Hazardous Waste Info
2019 HOUSEHOLD HAZARDOUS WASTE DAYS
- Perth-Andover – Veterans Field Area (East Riverside Dr.) – Fall TBD
- Florenceville-Bristol – Northern Carleton Civic Center (40 McCain St.) – Fall TBD
- Woodstock – Ayr Motor Center (105 Connell Park Rd.) – Fall TBD
Promote and take advantage of the Extended Producer Responsibility (EPR) and stewardship programs in the province:
These items do not belong in our landfills!!!
- Electronic waste
- Oil and glycol
- Beverage containers
- Household hazardous waste
What is an Extended Producer Responsibility (EPR) program?
In New Brunswick, these are voluntary programs that are led by industries, product manufacturers and brand owners who have come together to implement recycling initiatives for specific products that at the end of their usable life do not belong in landfills.
Some of the products such as electronics can be broken down into components that can be recycled and other components that require special disposal.
What happens to these products?
E-waste: E-waste is sorted and sent to an Electronic Products Recycling Association EPRA-approved recycling facility. Hazardous materials will be properly disposed of and other materials such as, metals, plastics and glass will re-enter the manufacturing stream.
Tires: Used tires are collected at over 800 local tire outlets and sent to Tire Recycling Atlantic Canada Corporation (TRACC) in Minto, NB. At this recycling facility, the rubber from the tires is re-manufactured into various product such as, safe-play playground surfaces, livestock matting, anti-fatigue matting and roof shingles.
Oil and Glycol: Proper disposal of these products prevents contamination of water, soils and reduces waste going to the landfills extending their lifespan. When recycled, these products may be used repeatedly.
Paint: The paint recycling program in New Brunswick on average recycles 240,000 litres of paint and 77 tonnes of plastic and metal containers annually. Approximately 70% of the paint collected is recycled into new paint products. A small percentage was reused through paint exchange and 9% went to energy recovery.
Batteries: Collected items are then shipped to Call2Recycle’s responsible recycling partners. The collected materials are sorted into battery types and their makeup. Usable materials such as metals are extracted and recycled into new materials and waste products are safely and properly disposed of.
Did you know?
When you pay the deposit on beverage containers a portion is used to cover the cost of running the program and a portion is deposited into New Brunswick’s Environmental Trust Fund.
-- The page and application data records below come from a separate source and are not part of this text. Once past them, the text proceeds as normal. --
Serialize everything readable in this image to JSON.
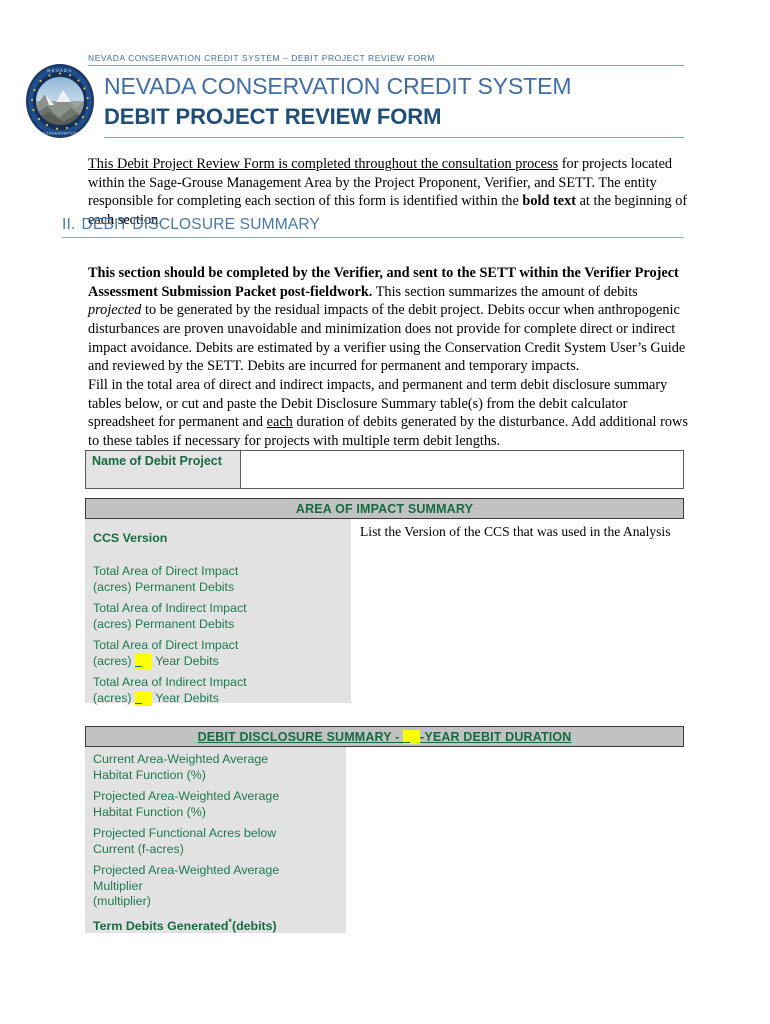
{
  "document": {
    "running_header": "NEVADA CONSERVATION CREDIT SYSTEM – DEBIT PROJECT REVIEW FORM",
    "title_main": "NEVADA CONSERVATION CREDIT SYSTEM",
    "title_sub": "DEBIT PROJECT REVIEW FORM",
    "logo_alt": "nevada-conservation-credit-system-seal"
  },
  "intro": {
    "underlined_lead": "This Debit Project Review Form is completed throughout the consultation process",
    "rest_1": " for projects located within the Sage-Grouse Management Area by the Project Proponent, Verifier, and SETT. The entity responsible for completing each section of this form is identified within the ",
    "bold_phrase": "bold text",
    "rest_2": " at the beginning of each section."
  },
  "section": {
    "number": "II.",
    "title": "DEBIT DISCLOSURE SUMMARY",
    "para1_bold": "This section should be completed by the Verifier, and sent to the SETT within the Verifier Project Assessment Submission Packet post-fieldwork.",
    "para1_a": " This section summarizes the amount of debits ",
    "para1_italic": "projected",
    "para1_b": " to be generated by the residual impacts of the debit project. Debits occur when anthropogenic disturbances are proven unavoidable and minimization does not provide for complete direct or indirect impact avoidance. Debits are estimated by a verifier using the Conservation Credit System User’s Guide and reviewed by the SETT. Debits are incurred for permanent and temporary impacts.",
    "para2_a": "Fill in the total area of direct and indirect impacts, and permanent and term debit disclosure summary tables below, or cut and paste the Debit Disclosure Summary table(s) from the debit calculator spreadsheet for permanent and ",
    "para2_underline": "each",
    "para2_b": " duration of debits generated by the disturbance.  Add additional rows to these tables if necessary for projects with multiple term debit lengths."
  },
  "name_table": {
    "label": "Name of Debit Project",
    "value": ""
  },
  "area_of_impact": {
    "header": "AREA OF IMPACT SUMMARY",
    "note": "List the Version of the CCS that was used in the Analysis",
    "rows": [
      {
        "label": "CCS Version",
        "bold": true,
        "value": ""
      },
      {
        "label_line1": "Total Area of Direct Impact",
        "label_line2": "(acres) Permanent Debits",
        "value": ""
      },
      {
        "label_line1": "Total Area of Indirect Impact",
        "label_line2": "(acres) Permanent Debits",
        "value": ""
      },
      {
        "label_line1": "Total Area of Direct Impact",
        "label_line2_pre": "(acres) ",
        "blank": "",
        "label_line2_post": " Year Debits",
        "value": ""
      },
      {
        "label_line1": "Total Area of Indirect Impact",
        "label_line2_pre": "(acres) ",
        "blank": "",
        "label_line2_post": " Year Debits",
        "value": ""
      }
    ]
  },
  "debit_disclosure": {
    "header_pre": "DEBIT DISCLOSURE SUMMARY - ",
    "header_blank": "",
    "header_post": "-YEAR DEBIT DURATION",
    "rows": [
      {
        "label_line1": "Current Area-Weighted Average",
        "label_line2": "Habitat Function (%)",
        "value": ""
      },
      {
        "label_line1": "Projected Area-Weighted Average",
        "label_line2": "Habitat Function (%)",
        "value": ""
      },
      {
        "label_line1": "Projected Functional Acres below",
        "label_line2": "Current (f-acres)",
        "value": ""
      },
      {
        "label_line1": "Projected Area-Weighted Average",
        "label_line2": "Multiplier",
        "label_line3": "(multiplier)",
        "value": ""
      },
      {
        "label_line1": "Term Debits Generated",
        "superscript": "*",
        "label_line1_cont": "(debits)",
        "bold": true,
        "value": ""
      }
    ]
  },
  "colors": {
    "title_blue": "#3E6DA8",
    "subtitle_navy": "#1F4E79",
    "section_blue": "#4679A8",
    "rule_green": "#7FA8A0",
    "table_green": "#176B41",
    "label_green": "#1E7A50",
    "header_gray": "#C2C2C2",
    "body_gray": "#E2E2E2",
    "highlight_yellow": "#FFFF00"
  }
}
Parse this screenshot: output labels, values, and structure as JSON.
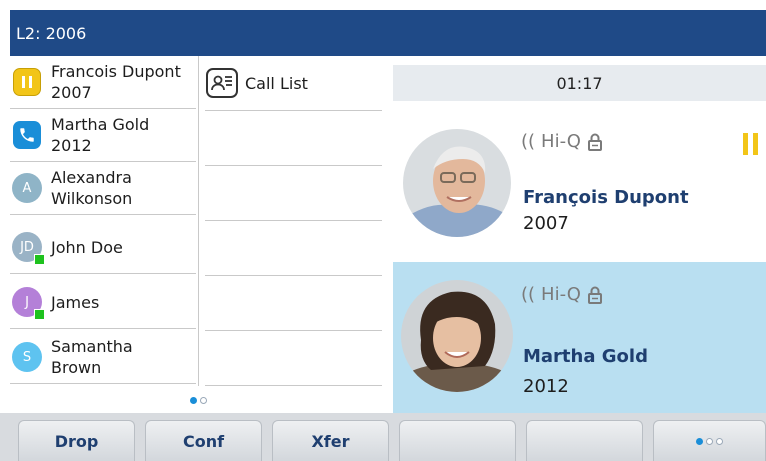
{
  "title": "L2: 2006",
  "line_keys": [
    {
      "name_line1": "Francois Dupont",
      "name_line2": "2007",
      "icon": "hold-icon",
      "avatar_letter": ""
    },
    {
      "name_line1": "Martha Gold",
      "name_line2": "2012",
      "icon": "handset-icon",
      "avatar_letter": ""
    },
    {
      "name_line1": "Alexandra",
      "name_line2": "Wilkonson",
      "icon": "contact-avatar",
      "avatar_letter": "A"
    },
    {
      "name_line1": "John Doe",
      "name_line2": "",
      "icon": "contact-avatar",
      "avatar_letter": "JD"
    },
    {
      "name_line1": "James",
      "name_line2": "",
      "icon": "contact-avatar",
      "avatar_letter": "J"
    },
    {
      "name_line1": "Samantha",
      "name_line2": "Brown",
      "icon": "contact-avatar",
      "avatar_letter": "S"
    }
  ],
  "middle": {
    "call_list_label": "Call List"
  },
  "call_timer": "01:17",
  "calls": [
    {
      "name": "François Dupont",
      "number": "2007",
      "audio_label": "Hi-Q",
      "state": "hold"
    },
    {
      "name": "Martha Gold",
      "number": "2012",
      "audio_label": "Hi-Q",
      "state": "active"
    }
  ],
  "softkeys": [
    "Drop",
    "Conf",
    "Xfer",
    "",
    "",
    ""
  ],
  "colors": {
    "titlebar": "#1f4a87",
    "hold_yellow": "#f2c518",
    "call_blue": "#1a8ed8",
    "active_call_bg": "#b9dff1",
    "presence_green": "#1ec21e",
    "avatar_A": "#8fb4c7",
    "avatar_JD": "#9ab3c6",
    "avatar_J": "#b480d8",
    "avatar_S": "#5ec3f0"
  }
}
The Environmental Trust Fund helps fund recycling activities in the province such as Household Hazardous Waste days.
Household Hazardous Waste:
Many products we use are considered hazardous waste because they contain corrosive, toxic, flammable ingredients, or materials that react in harmful ways when combined with other materials. These products require special care when being disposed of. Once a year the Regional Service Commission holds a Household Hazardous Waste day where residents can safely and responsibly dispose of these items.
If a product label indicates that it is toxic, corrosive, flammable, indicates caution or warning messages then the products should be treated with care when in use and at time of disposal.
Sample list of Household Hazardous Waste
- Paint thinners
- Stains and Varnishes
- Wood preservatives
- Pesticides and herbicides
- Cleaning products
- Fluorescent light bulbs
- Propane tanks and cylinders
- Mercury thermometers
- Pool Chemicals
- Drain and oven cleaner
- Gules and adhesives
These items should never be poured down drains, buried, burned or placed with your regular waste.
The annual Household Hazardous Waste drop-off service is offered free of charge to all residents thanks to support from the Environmental Trust Fund. During these events industrial, commercial or institutional hazardous waste will not be accepted. Information on the hazardous waste day event is updated annually on our website.